I’ve long been fascinated by forensic science, an interest that stretches back to my pre-teens and watching Quincy M.E. on a Monday night. I also vividly recall a 1980s TV series called Indelible Evidence, where Ludovic Kennedy introduced dramatisations of real-life cases solved using various forensic techniques. One extraordinary episode centred on a half-eaten apple, left at the crime scene. The bite marks were distinctive enough to allow scientists to reconstruct not only the man’s teeth, but also his whole skull and facial appearance.
These sorts of extraordinary – but true – stories are in abundance in Nigel McCrery’s book. McCrery’s own background is as a policeman; leaving the force, he subsequently joined the BBC where he was behind the creation of several successful programmes, including (surprise, surprise) Silent Witness. So as well as knowing the subject inside out, McCrery is well used to making complex subjects understandable, and this is one of the strengths of the book. It is also arranged clearly, with each chapter dealing with a different branch of forensics. Thus there are sections on identity (which includes the struggle to identify habitual criminals, and the introduction of techniques such as fingerprinting), ballistics (from which I learnt that the calibre of a handgun is measured in hundredths of an inch), blood (describing the difficulty, 150 years ago, of distinguishing human and animal blood) and trace evidence.
Of all these the last perhaps sounds least interesting, but I found it fascinating. It is here that we meet one of the founding fathers of modern forensics, Edmond Locard. Born in Lyon in 1877, he was responsible for founding France’s first police laboratory. Using the most up-to-date equipment and techniques, Locard was able to analyse tiny samples – of soil, fabric, metal – and use them to assist the police in catching the culprits.
In several cases, it’s incredible the amount of information Locard is able to glean from such trifles, bringing to mind ‘the most perfect reasoning and observing machine that the world has seen‘, Sherlock Holmes. Indeed, it was Holmes who partly inspired the young Locard to follow his profession; and I’d be interested to see what his memoirs say about his fictional counterpart, titled as they are Policiers de roman et policier de laboratoire (Detectives in Novels and Detectives in the Laboratory). Locard’s work was so ground-breaking that his influence is still felt today. He lends his name to Locard’s Exchange Principle – ‘Every contact leaves a trace‘ – which is a particularly apt subtitle for this book.

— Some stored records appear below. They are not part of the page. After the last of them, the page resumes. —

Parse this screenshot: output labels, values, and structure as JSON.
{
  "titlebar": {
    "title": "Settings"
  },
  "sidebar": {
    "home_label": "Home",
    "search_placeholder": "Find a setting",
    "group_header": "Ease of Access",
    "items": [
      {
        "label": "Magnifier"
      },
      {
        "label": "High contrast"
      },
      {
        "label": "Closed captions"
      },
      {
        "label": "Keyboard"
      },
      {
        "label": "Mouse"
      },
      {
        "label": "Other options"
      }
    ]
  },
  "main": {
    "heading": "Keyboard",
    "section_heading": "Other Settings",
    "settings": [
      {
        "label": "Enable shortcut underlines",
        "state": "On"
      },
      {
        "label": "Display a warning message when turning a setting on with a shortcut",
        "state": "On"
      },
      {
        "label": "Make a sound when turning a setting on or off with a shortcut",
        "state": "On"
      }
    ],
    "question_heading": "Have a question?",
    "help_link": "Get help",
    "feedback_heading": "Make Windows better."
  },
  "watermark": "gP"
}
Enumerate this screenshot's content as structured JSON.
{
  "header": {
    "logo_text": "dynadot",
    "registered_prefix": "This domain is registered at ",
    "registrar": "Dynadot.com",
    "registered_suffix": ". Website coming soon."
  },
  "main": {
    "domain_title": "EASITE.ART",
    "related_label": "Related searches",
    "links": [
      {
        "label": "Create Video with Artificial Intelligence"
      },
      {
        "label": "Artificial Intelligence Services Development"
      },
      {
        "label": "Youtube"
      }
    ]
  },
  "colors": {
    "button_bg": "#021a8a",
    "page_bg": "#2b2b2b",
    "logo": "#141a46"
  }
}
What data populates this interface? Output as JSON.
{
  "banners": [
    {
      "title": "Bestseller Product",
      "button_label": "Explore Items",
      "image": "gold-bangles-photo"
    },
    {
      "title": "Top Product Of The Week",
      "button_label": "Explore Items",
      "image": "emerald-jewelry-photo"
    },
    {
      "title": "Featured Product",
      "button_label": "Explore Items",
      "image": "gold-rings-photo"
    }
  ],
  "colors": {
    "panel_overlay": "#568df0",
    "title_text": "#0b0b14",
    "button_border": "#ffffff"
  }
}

One of the grimmest chapters concerns the human body. When dealing with a murder, it is often the victim that can offer the greatest number of clues to the identity of the killer – not just because of who they are, but also because of any physical evidence that may have been left behind. This chapter also demonstrates just how far the investigation of serious crime has come over the last 200 years, and how differently a body is dealt with and treated by the authorities today.
One particularly gruesome case involves the eminent pathologist Sir Bernard Spilsbury (who was involved in a number of landmark cases during his career, including Dr. Crippen and the infamous ‘Brighton Trunk Murder’ – a name to conjure with, for sure). Spilsbury was shocked to visit a crime scene, and witness ‘police officers having to remove rotting flesh and body parts… with their bare hands.‘ This was less than 90 years ago, and Spilsbury’s outrage lead to meetings with the Home Office, and the more formalised management of crime scenes. The wider use of specialist equipment and materials was also adopted, to ensure that vital forensic evidence was not lost.
This was always going to be an easy book for me to read, and I particularly liked the way that its arrangement meant you could easily dip into and out of it. In some cases, there was the feeling that McCrery was trying to pack too much in; a longer appraisal of fewer cases would have been welcome. There were also a few obvious typos, which I found irritating and (in a couple of instances) somewhat confusing. But these shouldn’t detract from what is a really well-written and researched book, perfectly designed for the Quincy or Sam Ryan in your life – especially as the festive season is fast approaching. Just one word of advice – if you do buy it, I’d probably delay starting it until after you’ve finished the Christmas dinner.